I therefore conclude that the testimony about the shooting incident in Texas, appellant's other violent acts there, and his relationship with his girlfriend were not relevant to any material issue of fact in his trial for the murder and robbery of Francis May in Florida. The admission of the evidence over defense counsel's objection was error. Since the only function the evidence could have served was to indicate that appellant was of bad character and had a propensity to commit crime, I would find that the error was prejudicial and deprived appellant of a fair trial.

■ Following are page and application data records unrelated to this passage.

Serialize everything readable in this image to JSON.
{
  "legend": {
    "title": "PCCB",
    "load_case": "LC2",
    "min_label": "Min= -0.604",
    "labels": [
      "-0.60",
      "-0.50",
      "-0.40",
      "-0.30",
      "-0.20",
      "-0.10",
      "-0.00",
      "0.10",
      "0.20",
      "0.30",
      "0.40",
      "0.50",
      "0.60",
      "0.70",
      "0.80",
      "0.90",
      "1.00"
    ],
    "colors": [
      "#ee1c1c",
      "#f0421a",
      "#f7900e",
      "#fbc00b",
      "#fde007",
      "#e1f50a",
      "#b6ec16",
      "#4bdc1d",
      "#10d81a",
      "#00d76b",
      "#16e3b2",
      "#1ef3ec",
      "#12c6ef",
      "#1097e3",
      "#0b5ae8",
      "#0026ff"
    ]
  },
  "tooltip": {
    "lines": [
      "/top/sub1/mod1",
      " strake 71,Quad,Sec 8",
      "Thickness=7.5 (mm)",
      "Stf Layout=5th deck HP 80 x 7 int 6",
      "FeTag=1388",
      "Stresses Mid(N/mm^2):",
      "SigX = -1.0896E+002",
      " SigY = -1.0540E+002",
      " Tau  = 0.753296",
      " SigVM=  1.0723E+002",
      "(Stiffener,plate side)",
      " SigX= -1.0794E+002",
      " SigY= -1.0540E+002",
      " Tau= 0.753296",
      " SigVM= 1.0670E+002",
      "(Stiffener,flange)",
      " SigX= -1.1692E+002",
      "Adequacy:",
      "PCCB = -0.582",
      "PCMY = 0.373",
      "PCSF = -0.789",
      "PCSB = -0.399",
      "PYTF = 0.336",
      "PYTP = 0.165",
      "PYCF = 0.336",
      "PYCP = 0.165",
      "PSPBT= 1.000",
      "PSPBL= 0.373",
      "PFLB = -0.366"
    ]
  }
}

Even assuming that appellant's prior criminal conduct was relevant to this case, I do not believe it should have been admitted because any probative value it may have had was far outweighed by its prejudicial impact. Even when evidence of collateral criminal conduct has some relevancy to a material fact in issue, it is error to allow an improper prejudicial effect to outweigh the limited probative value of the evidence. Smith v. State, 365 So. 2d 704, 708 (Fla. 1978) (Sundberg, J., dissenting), cert. denied, 444 U.S. 885, 100 S. Ct. 177, 62 L. Ed. 2d 115 (1979); Williams v. State, 117 So. 2d 473 (Fla. 1960). This is merely an application of the general rule that where improper prejudice outweighs probative value, even relevant evidence should be excluded. § 90.403, Fla. Stat. (1979); 1 Wharton's Criminal Evidence § 151 (13th ed. 1972).

In this case the prosecution relied heavily upon the prejudicial impact of the testimony about appellant's beating his girlfriend and living on the money she earned as a prostitute. It relied even more heavily on the evidence of his shooting another person in Texas and fleeing from that state. The prosecution emphasized these crimes in its closing arguments to the jury. Since the relevancy of these crimes to appellant's motive for committing the murder is purely speculative, and the prejudicial impact extremely great, the evidence should not have been admitted.

I note that the apparent facts of the robbery and murder are such that the capital felony of murder could be deemed to warrant the death penalty. However, because appellant did not receive a fair trial on the question of his guilt or innocence, the question of the appropriate penalty is purely a hypothetical one upon which I need not express an opinion.

I dissent to the affirmance of appellant's conviction and would order a new trial.

McDONALD, J., concurs.

McDONALD, Justice, dissenting in part, concurring in part.

I dissent for the sole reason that it was prejudicial error to allow into evidence testimony surrounding the Texas shooting of *219 Phillips and of Heiney's relationship with Wickline. I see no relevance in this testimony at all, and it was clearly prejudicial. The majority opinion is grasping at suppositions to make the testimony relevant. If relevant, this relevance is so minute that it must yield to the prejudice caused by this evidence. I would grant a new trial. On all other issues, including the imposition of the death penalty, I concur.